Social disorganization is the failure of social institutions or social organizations such as schools, business or social networks in certain communities or neighborhoods to adequately serve its community members. In criminology, social disorganization is usually treated as both perspective and theory.
Social disorganization occurs when there are inequalities in a society. The poor members of society often turn to crime as a way to gap the inequalities amongst its members. Another form of social disorganization is ethnic succession, which basically means that when one group exhausts its resources, another group will take its place and go through the same cycle. When immigrants come to this country from another country, they may find people of the same ethnicity struggling to make a life for them. After so many failed attempts at success, the new immigrants may then turn to crime. There will be a distinct difference in how many members of that group participate in crimes as compared to those who refrain. For example, when the Irish immigrated to America a rise in crime by the Irish was observed. The crime pattern was cyclical: once the Irish were able to establish themselves in the community, a different immigrant group took their place in the world of crime.
As it happens, the pattern is continuing, and we are experiencing the same situation today in America. When you look at the ratio of the population, there are more blacks per 100,000 who are incarcerated or are under some form of supervision than whites (Bureau of Justice, 2009). We are also seeing an increase in Hispanic arrest rates. This is due to the high number of immigrants coming into the country who are at a social disadvantage, are not able to obtain jobs, and are not able support themselves legally.
With the research of organized crime several theories used to explain organized crime functions, which are directly related to the social environment. Those theories would also relate to the individual and the group that are involved in organized crime. "Some researchers link criminality to social conditions prevalent in neighborhoods. Many of them believe that the reasons crime rates are high in these areas are urban decay, a general deterioration of the ecology of inner cities, and general social and familial deterioration." (Lyman, Potter, 2007)

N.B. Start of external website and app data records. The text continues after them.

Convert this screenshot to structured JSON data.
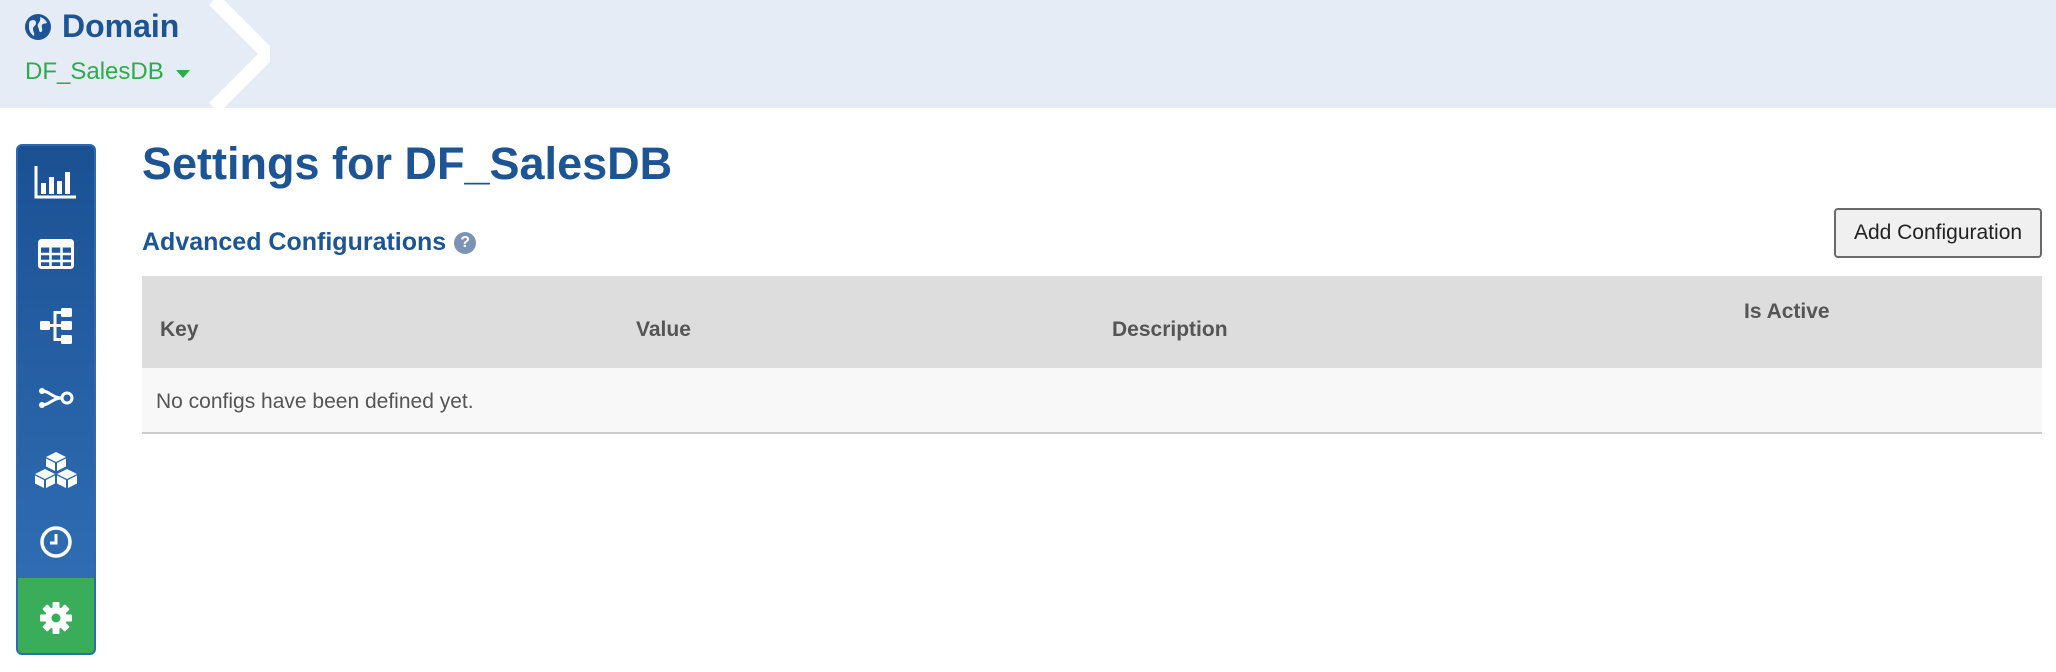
{
  "breadcrumb": {
    "title": "Domain",
    "selected_domain": "DF_SalesDB"
  },
  "sidebar": {
    "items": [
      {
        "name": "statistics",
        "icon": "bar-chart-icon",
        "active": false
      },
      {
        "name": "tables",
        "icon": "table-icon",
        "active": false
      },
      {
        "name": "hierarchy",
        "icon": "sitemap-icon",
        "active": false
      },
      {
        "name": "relationships",
        "icon": "share-nodes-icon",
        "active": false
      },
      {
        "name": "entities",
        "icon": "cubes-icon",
        "active": false
      },
      {
        "name": "history",
        "icon": "clock-icon",
        "active": false
      },
      {
        "name": "settings",
        "icon": "gear-icon",
        "active": true
      }
    ]
  },
  "main": {
    "title": "Settings for DF_SalesDB",
    "section_title": "Advanced Configurations",
    "help_glyph": "?",
    "add_button_label": "Add Configuration",
    "table": {
      "columns": [
        "Key",
        "Value",
        "Description",
        "Is Active"
      ],
      "empty_message": "No configs have been defined yet."
    }
  },
  "colors": {
    "header_bg": "#e6ecf5",
    "brand_blue": "#1d5494",
    "accent_green": "#39ad5a",
    "domain_green": "#2eaa50"
  }
}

In some scenarios the record seen with criminal socialization could have to do with the status of where a person is within their community. “Socioeconomic stratification, which is based on monetary, ethnic, racial or even charismatic circumstances, deals with how humans are ranked in their social system.” (Associated Content) Some people have other resources where as others do not which will cause different circumstances then the rest of their community. This can cause whole lot of stress, which can reflect their decision-making.
Social disorganization may also be a result of the rules of society members ignoring the established rules of a society--in this case organized crime and its disregard for the normal actions of members within the society where it exists. The deterioration of the family structure can also be a cause of social disorganization and, in turn, fuel some types of organized crime, particularly street gangs with national prominence. In many cases street gangs are approached as a replacement family. For those belonging to a gang, criminal activities become a simple fact of their lives and as such, when they become part of the gang and the crime scene, find it difficult to leave. Demand for goods and services banned or not acceptable within normal society also may result in organized crime filling that need.
Political organizations and organized crime in the United States have had a colorful and
long history of working together to retain control. Political figures have long used the influence that organized crime holds to run successful campaigns and gain power through use of political favors given to those controlling organized crime.
"In the early twentieth century, the Irish played the dominant role in organized crime in Chicago. They ran major gambling syndicates, were leaders in labor racketeering, and, as an outgrowth of these rackets, became involved in politics and even law enforcement careers. In short, they were at the apex of both the city's political and criminal hierarchy." (Organized Crime)
In many cases the Jewish, Sicilian and Irish mobs that existed early on in the United States were all involved in politics through the use of bribes, and political capital traded for a "blind eye." The concept of Social Disorganization applies here as well given that politics in the United States are supposed to operate fairly and with regard to the people and their desires. However, when an organization controls or at least directly or indirectly influences decisions made within the political scene the system itself breaks down and no longer functions the way it was initially set up thereby exhibiting classic social disorganization. It should be noted that generally this is a result of corruption, which is not always prevalent, though as some have said, with power comes corruption.
Social disorganization, while being a theory, is perfectly acceptable to describe both organized crime and political organizations. After all, the entire goal of a good criminal and political organization is the ability to guide the thoughts and ideals of those who look to either for guidance. As we can see, organized crime can and generally does have community-based support, which allows it to continue and even, thrive in many cases, just as political parties do. Overall, the idea allows criminal justice professionals to view organized crime from a standpoint that allows a social outlook that is similar and yet still separate from what we may term normal society as well.
Associated Content retrieved on August 27, 2010 from
Organized Crime, Fourth Edition Chapter 2: Theories of Organized Criminal Behavior
Author: Michael D. Lyman, Gary W. Potter copyright © 2007 Pearson Education